“Service members who experience military sexual trauma and are brave enough to speak out about their experiences are often marginalized,” Rep. Michael Michaud, chairman of the Health subcommittee on the House Veterans Affairs Committee, said at the hearing.  “For many, it means the end of their military career while their offenders often times remain unscathed." 

Show sources

Sources:

"California's Women Veterans: The Challenges and Needs of Those Who Served," California Research Bureau, August 2009

"Factors Associated With Women’s Risk of Rape in the Military Environment," American Journal of Industrial Medicine, 2003

"Sexual Assaults on Female Soldiers: Don't Ask, Don't Tell," Time, March 8, 2010

"Rapists in the Ranks," op-ed column by U.S. Rep. Jane Harman, Los Angeles Times, March 31, 2008

"Violence Against Women in the Military," Medved.com, September 14, 2005

"Healing the Wounds: Evaluating Military Sexual Trauma Issues," joint hearing before the the Subcommittee on Health and the Subcommittee on Disability Assistance and Memorial Affairs, House Veterans' Affairs Committee, May 20, 2010

Close sources

I looked over at my advocate.

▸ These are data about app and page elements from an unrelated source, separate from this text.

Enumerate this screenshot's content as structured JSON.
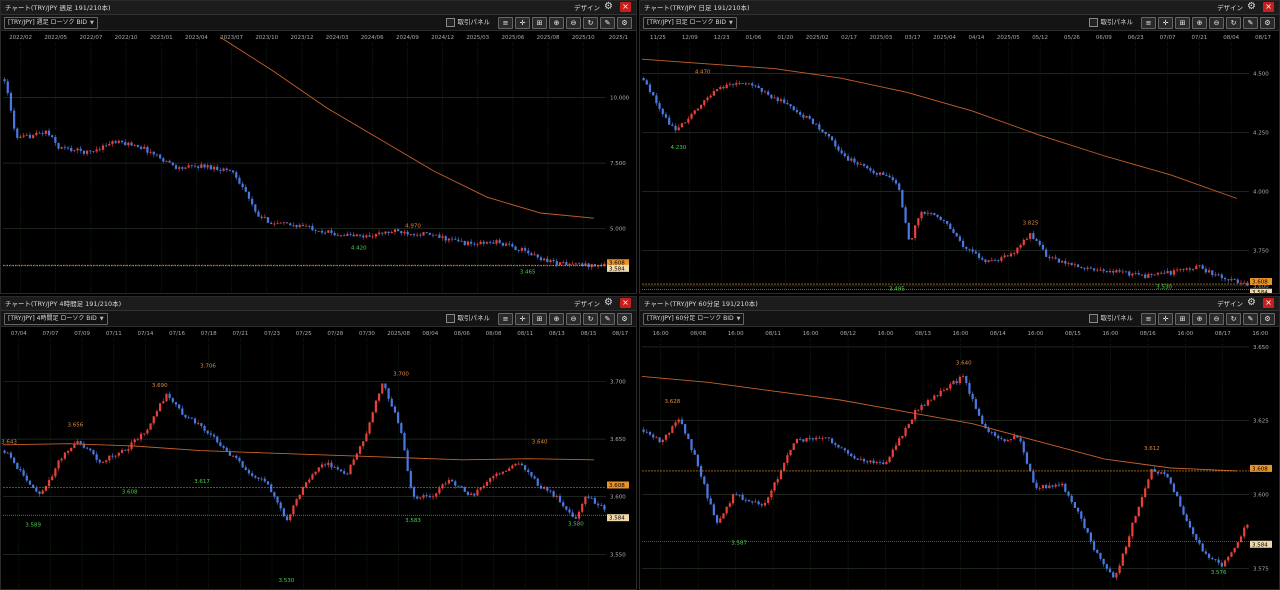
{
  "ui": {
    "design_label": "デザイン",
    "order_panel_label": "取引パネル",
    "close_glyph": "×",
    "caret_glyph": "▼",
    "colors": {
      "bull": "#e8403a",
      "bear": "#4a78e0",
      "ma": "#c8602a",
      "grid": "#1b3a1b",
      "ask_line": "#e8922a",
      "label_bg": "#e8922a",
      "close_button": "#c81e1e"
    }
  },
  "panels": [
    {
      "title": "チャート(TRY/JPY 週足 191/210本)",
      "symbol": "[TRY/JPY] 週足 ローソク BID",
      "chart_data": {
        "type": "candlestick",
        "x_ticks": [
          "2022/02",
          "2022/05",
          "2022/07",
          "2022/10",
          "2023/01",
          "2023/04",
          "2023/07",
          "2023/10",
          "2023/12",
          "2024/03",
          "2024/06",
          "2024/09",
          "2024/12",
          "2025/03",
          "2025/06",
          "2025/08",
          "2025/10",
          "2025/1"
        ],
        "y_ticks": [
          "10.000",
          "7.500",
          "5.000"
        ],
        "ylim": [
          2.55,
          12.0
        ],
        "annotations": [
          {
            "text": "4.970",
            "color": "orange"
          },
          {
            "text": "4.420",
            "color": "green"
          },
          {
            "text": "3.465",
            "color": "green"
          }
        ],
        "price_tags": [
          "3.608",
          "3.584"
        ],
        "price_levels": [
          3.608,
          3.584
        ],
        "path": [
          [
            0,
            10.7
          ],
          [
            0.02,
            8.4
          ],
          [
            0.07,
            8.7
          ],
          [
            0.09,
            8.1
          ],
          [
            0.14,
            7.9
          ],
          [
            0.18,
            8.3
          ],
          [
            0.22,
            8.2
          ],
          [
            0.26,
            7.7
          ],
          [
            0.29,
            7.3
          ],
          [
            0.33,
            7.4
          ],
          [
            0.38,
            7.2
          ],
          [
            0.4,
            6.5
          ],
          [
            0.42,
            5.5
          ],
          [
            0.45,
            5.2
          ],
          [
            0.5,
            5.1
          ],
          [
            0.55,
            4.8
          ],
          [
            0.6,
            4.7
          ],
          [
            0.65,
            4.9
          ],
          [
            0.7,
            4.8
          ],
          [
            0.74,
            4.6
          ],
          [
            0.78,
            4.4
          ],
          [
            0.82,
            4.5
          ],
          [
            0.86,
            4.2
          ],
          [
            0.89,
            3.9
          ],
          [
            0.92,
            3.7
          ],
          [
            0.96,
            3.62
          ],
          [
            1.0,
            3.6
          ]
        ],
        "ma": {
          "x0": 0.36,
          "x1": 0.98,
          "y": [
            12.3,
            11.0,
            9.6,
            8.4,
            7.2,
            6.2,
            5.6,
            5.4
          ]
        },
        "markers": [
          {
            "label": "4.970",
            "lx": 0.68,
            "ly": 5.05,
            "color": "orange"
          },
          {
            "label": "4.420",
            "lx": 0.59,
            "ly": 4.2,
            "color": "green"
          },
          {
            "label": "3.465",
            "lx": 0.87,
            "ly": 3.3,
            "color": "green"
          }
        ]
      }
    },
    {
      "title": "チャート(TRY/JPY 日足 191/210本)",
      "symbol": "[TRY/JPY] 日足 ローソク BID",
      "chart_data": {
        "type": "candlestick",
        "x_ticks": [
          "11/25",
          "12/09",
          "12/23",
          "01/06",
          "01/20",
          "2025/02",
          "02/17",
          "2025/03",
          "03/17",
          "2025/04",
          "04/14",
          "2025/05",
          "05/12",
          "05/26",
          "06/09",
          "06/23",
          "07/07",
          "07/21",
          "08/04",
          "08/17"
        ],
        "y_ticks": [
          "4.500",
          "4.250",
          "4.000",
          "3.750",
          "3.600"
        ],
        "ylim": [
          3.57,
          4.62
        ],
        "annotations": [
          {
            "text": "4.470",
            "color": "orange"
          },
          {
            "text": "4.230",
            "color": "green"
          },
          {
            "text": "3.825",
            "color": "orange"
          },
          {
            "text": "3.495",
            "color": "green"
          },
          {
            "text": "3.530",
            "color": "green"
          }
        ],
        "price_tags": [
          "3.608",
          "3.584"
        ],
        "price_levels": [
          3.608,
          3.584
        ],
        "path": [
          [
            0,
            4.48
          ],
          [
            0.02,
            4.38
          ],
          [
            0.05,
            4.26
          ],
          [
            0.08,
            4.32
          ],
          [
            0.12,
            4.44
          ],
          [
            0.17,
            4.46
          ],
          [
            0.2,
            4.42
          ],
          [
            0.25,
            4.35
          ],
          [
            0.3,
            4.25
          ],
          [
            0.33,
            4.15
          ],
          [
            0.37,
            4.1
          ],
          [
            0.4,
            4.06
          ],
          [
            0.42,
            4.04
          ],
          [
            0.44,
            3.78
          ],
          [
            0.46,
            3.92
          ],
          [
            0.5,
            3.88
          ],
          [
            0.53,
            3.76
          ],
          [
            0.57,
            3.7
          ],
          [
            0.61,
            3.73
          ],
          [
            0.64,
            3.82
          ],
          [
            0.67,
            3.72
          ],
          [
            0.72,
            3.68
          ],
          [
            0.78,
            3.66
          ],
          [
            0.83,
            3.64
          ],
          [
            0.88,
            3.66
          ],
          [
            0.92,
            3.68
          ],
          [
            0.96,
            3.63
          ],
          [
            1.0,
            3.61
          ]
        ],
        "ma": {
          "x0": 0.0,
          "x1": 0.98,
          "y": [
            4.56,
            4.54,
            4.52,
            4.48,
            4.42,
            4.34,
            4.24,
            4.15,
            4.07,
            3.97
          ]
        },
        "markers": [
          {
            "label": "4.470",
            "lx": 0.1,
            "ly": 4.5,
            "color": "orange"
          },
          {
            "label": "4.230",
            "lx": 0.06,
            "ly": 4.18,
            "color": "green"
          },
          {
            "label": "3.825",
            "lx": 0.64,
            "ly": 3.86,
            "color": "orange"
          },
          {
            "label": "3.495",
            "lx": 0.42,
            "ly": 3.58,
            "color": "green"
          },
          {
            "label": "3.530",
            "lx": 0.86,
            "ly": 3.59,
            "color": "green"
          }
        ]
      }
    },
    {
      "title": "チャート(TRY/JPY 4時間足 191/210本)",
      "symbol": "[TRY/JPY] 4時間足 ローソク BID",
      "chart_data": {
        "type": "candlestick",
        "x_ticks": [
          "07/04",
          "07/07",
          "07/09",
          "07/11",
          "07/14",
          "07/16",
          "07/18",
          "07/21",
          "07/23",
          "07/25",
          "07/28",
          "07/30",
          "2025/08",
          "08/04",
          "08/06",
          "08/08",
          "08/11",
          "08/13",
          "08/15",
          "08/17"
        ],
        "y_ticks": [
          "3.700",
          "3.650",
          "3.600",
          "3.550"
        ],
        "ylim": [
          3.52,
          3.735
        ],
        "annotations": [
          {
            "text": "3.706",
            "color": "orange"
          },
          {
            "text": "3.690",
            "color": "orange"
          },
          {
            "text": "3.700",
            "color": "orange"
          },
          {
            "text": "3.656",
            "color": "orange"
          },
          {
            "text": "3.640",
            "color": "orange"
          },
          {
            "text": "3.643",
            "color": "orange"
          },
          {
            "text": "3.617",
            "color": "green"
          },
          {
            "text": "3.608",
            "color": "green"
          },
          {
            "text": "3.589",
            "color": "green"
          },
          {
            "text": "3.583",
            "color": "green"
          },
          {
            "text": "3.580",
            "color": "green"
          },
          {
            "text": "3.530",
            "color": "green"
          }
        ],
        "price_tags": [
          "3.608",
          "3.584"
        ],
        "price_levels": [
          3.608,
          3.584
        ],
        "path": [
          [
            0,
            3.64
          ],
          [
            0.03,
            3.62
          ],
          [
            0.06,
            3.6
          ],
          [
            0.09,
            3.63
          ],
          [
            0.12,
            3.65
          ],
          [
            0.16,
            3.63
          ],
          [
            0.2,
            3.64
          ],
          [
            0.24,
            3.66
          ],
          [
            0.27,
            3.69
          ],
          [
            0.3,
            3.67
          ],
          [
            0.33,
            3.66
          ],
          [
            0.37,
            3.64
          ],
          [
            0.41,
            3.62
          ],
          [
            0.44,
            3.61
          ],
          [
            0.47,
            3.58
          ],
          [
            0.5,
            3.61
          ],
          [
            0.53,
            3.63
          ],
          [
            0.57,
            3.62
          ],
          [
            0.6,
            3.65
          ],
          [
            0.63,
            3.7
          ],
          [
            0.66,
            3.66
          ],
          [
            0.68,
            3.6
          ],
          [
            0.71,
            3.6
          ],
          [
            0.74,
            3.615
          ],
          [
            0.78,
            3.6
          ],
          [
            0.82,
            3.62
          ],
          [
            0.86,
            3.63
          ],
          [
            0.89,
            3.61
          ],
          [
            0.92,
            3.6
          ],
          [
            0.95,
            3.58
          ],
          [
            0.97,
            3.6
          ],
          [
            1.0,
            3.59
          ]
        ],
        "ma": {
          "x0": 0.0,
          "x1": 0.98,
          "y": [
            3.645,
            3.646,
            3.644,
            3.64,
            3.638,
            3.636,
            3.634,
            3.632,
            3.633,
            3.632
          ]
        },
        "markers": [
          {
            "label": "3.706",
            "lx": 0.34,
            "ly": 3.712,
            "color": "orange"
          },
          {
            "label": "3.690",
            "lx": 0.26,
            "ly": 3.695,
            "color": "orange"
          },
          {
            "label": "3.700",
            "lx": 0.66,
            "ly": 3.705,
            "color": "orange"
          },
          {
            "label": "3.656",
            "lx": 0.12,
            "ly": 3.661,
            "color": "orange"
          },
          {
            "label": "3.640",
            "lx": 0.89,
            "ly": 3.646,
            "color": "orange"
          },
          {
            "label": "3.643",
            "lx": 0.01,
            "ly": 3.646,
            "color": "orange"
          },
          {
            "label": "3.617",
            "lx": 0.33,
            "ly": 3.612,
            "color": "green"
          },
          {
            "label": "3.608",
            "lx": 0.21,
            "ly": 3.603,
            "color": "green"
          },
          {
            "label": "3.589",
            "lx": 0.05,
            "ly": 3.574,
            "color": "green"
          },
          {
            "label": "3.583",
            "lx": 0.68,
            "ly": 3.578,
            "color": "green"
          },
          {
            "label": "3.580",
            "lx": 0.95,
            "ly": 3.575,
            "color": "green"
          },
          {
            "label": "3.530",
            "lx": 0.47,
            "ly": 3.526,
            "color": "green"
          }
        ]
      }
    },
    {
      "title": "チャート(TRY/JPY 60分足 191/210本)",
      "symbol": "[TRY/JPY] 60分足 ローソク BID",
      "chart_data": {
        "type": "candlestick",
        "x_ticks": [
          "16:00",
          "08/08",
          "16:00",
          "08/11",
          "16:00",
          "08/12",
          "16:00",
          "08/13",
          "16:00",
          "08/14",
          "16:00",
          "08/15",
          "16:00",
          "08/16",
          "16:00",
          "08/17",
          "16:00"
        ],
        "y_ticks": [
          "3.650",
          "3.625",
          "3.600",
          "3.575"
        ],
        "ylim": [
          3.568,
          3.652
        ],
        "annotations": [
          {
            "text": "3.640",
            "color": "orange"
          },
          {
            "text": "3.628",
            "color": "orange"
          },
          {
            "text": "3.612",
            "color": "orange"
          },
          {
            "text": "3.587",
            "color": "green"
          },
          {
            "text": "3.576",
            "color": "green"
          },
          {
            "text": "3.569",
            "color": "green"
          }
        ],
        "price_tags": [
          "3.608",
          "3.584"
        ],
        "price_levels": [
          3.608,
          3.584
        ],
        "path": [
          [
            0,
            3.622
          ],
          [
            0.03,
            3.618
          ],
          [
            0.06,
            3.626
          ],
          [
            0.09,
            3.61
          ],
          [
            0.12,
            3.59
          ],
          [
            0.15,
            3.6
          ],
          [
            0.2,
            3.596
          ],
          [
            0.25,
            3.618
          ],
          [
            0.3,
            3.62
          ],
          [
            0.35,
            3.612
          ],
          [
            0.4,
            3.61
          ],
          [
            0.45,
            3.628
          ],
          [
            0.5,
            3.636
          ],
          [
            0.53,
            3.64
          ],
          [
            0.56,
            3.624
          ],
          [
            0.59,
            3.618
          ],
          [
            0.62,
            3.62
          ],
          [
            0.65,
            3.602
          ],
          [
            0.69,
            3.604
          ],
          [
            0.72,
            3.594
          ],
          [
            0.75,
            3.58
          ],
          [
            0.78,
            3.571
          ],
          [
            0.81,
            3.59
          ],
          [
            0.84,
            3.608
          ],
          [
            0.87,
            3.606
          ],
          [
            0.9,
            3.59
          ],
          [
            0.93,
            3.58
          ],
          [
            0.96,
            3.576
          ],
          [
            1.0,
            3.59
          ]
        ],
        "ma": {
          "x0": 0.0,
          "x1": 0.98,
          "y": [
            3.64,
            3.638,
            3.635,
            3.632,
            3.628,
            3.624,
            3.618,
            3.612,
            3.609,
            3.608
          ]
        },
        "markers": [
          {
            "label": "3.640",
            "lx": 0.53,
            "ly": 3.644,
            "color": "orange"
          },
          {
            "label": "3.628",
            "lx": 0.05,
            "ly": 3.631,
            "color": "orange"
          },
          {
            "label": "3.612",
            "lx": 0.84,
            "ly": 3.615,
            "color": "orange"
          },
          {
            "label": "3.587",
            "lx": 0.16,
            "ly": 3.583,
            "color": "green"
          },
          {
            "label": "3.576",
            "lx": 0.95,
            "ly": 3.573,
            "color": "green"
          },
          {
            "label": "3.569",
            "lx": 0.78,
            "ly": 3.566,
            "color": "green"
          }
        ]
      }
    }
  ]
}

She said nothing. Neither did Major R, my commander’s right-hand man. But I knew what they were saying: Occurrences like this were “steady state operations” in the Army.

I'd seen Army indifference of sexual assault before. When the guys at my first unit would grab my ass or whisper vulgar fantasies to me in uniform, the only action my command took was to offer a collective shrug. From drill sergeant to battalion commander, they all told me the same thing: “You need to grow a thick skin and get used to it” because “this is how life is for females in the Army.”

I was hearing it again in the conference room. Get used to it. This is how life is for women in the Army.

But this time, I wasn’t going to be ignored.

Lt. Col. M wasn't willing to push the issue to someone with the power to administer punishment—fine, then I would, I told him. I couldn't serve in a unit or institution that granted impunity to, even rewarded, those in positions of power and responsibility for an offense like rape.

I had trusted J as a friend, a comrade, and my recently appointed boss. He was a noncommissioned officer, a decorated soldier. He was obsessed with power and control, be it through artful manipulation or intimidation. He projected it through the big truck he drove, the gun on his hip, the combat badge he flaunted. J loved to tell people that he was a combat veteran, so he could do what he wanted. And the Army told him that he could.

Not me. The Army told me that I was worthless. I had felt an obligation to serve, to continue on the deployment that I had trained for and committed to. I had always stepped up when the Army called me, and this time was no different. I couldn't let my unit deploy without me. But this dedication I had to my unit and the Army was one-way. After the initial days of support and after I agreed to still deploy, my command treated me as nothing more than a nuisance, a burden, a liability.

The Army doesn’t like to air its dirty laundry, preferring instead to resolve allegations of misconduct “in-house.” Too often, I’d seen that this meant dismissals and hand slaps. So I went to the civilian police the day after I was attacked. Local authorities collected the physical evidence and taped J’s confession when I phoned him from the police station. Police arrested J the night before we were scheduled to deploy, and he was arraigned days later on four counts of Rape by Duress.

The evidence, confession and criminal charges didn’t seem to matter to the Army. Neither did my pain. My commander's intention to give J an honorable discharge reinforced my feelings of worthlessness and dispensability. I was not worth the dark cloud that might hover over the unit if punishments were dealt. I was not worth the blemish on Lt. Col. M's record of “soldier care.” My pain was not worth even a moment of his or his colleagues’ discomfort. The Army’s apathy and betrayal, however passive, hurt more than J's attack.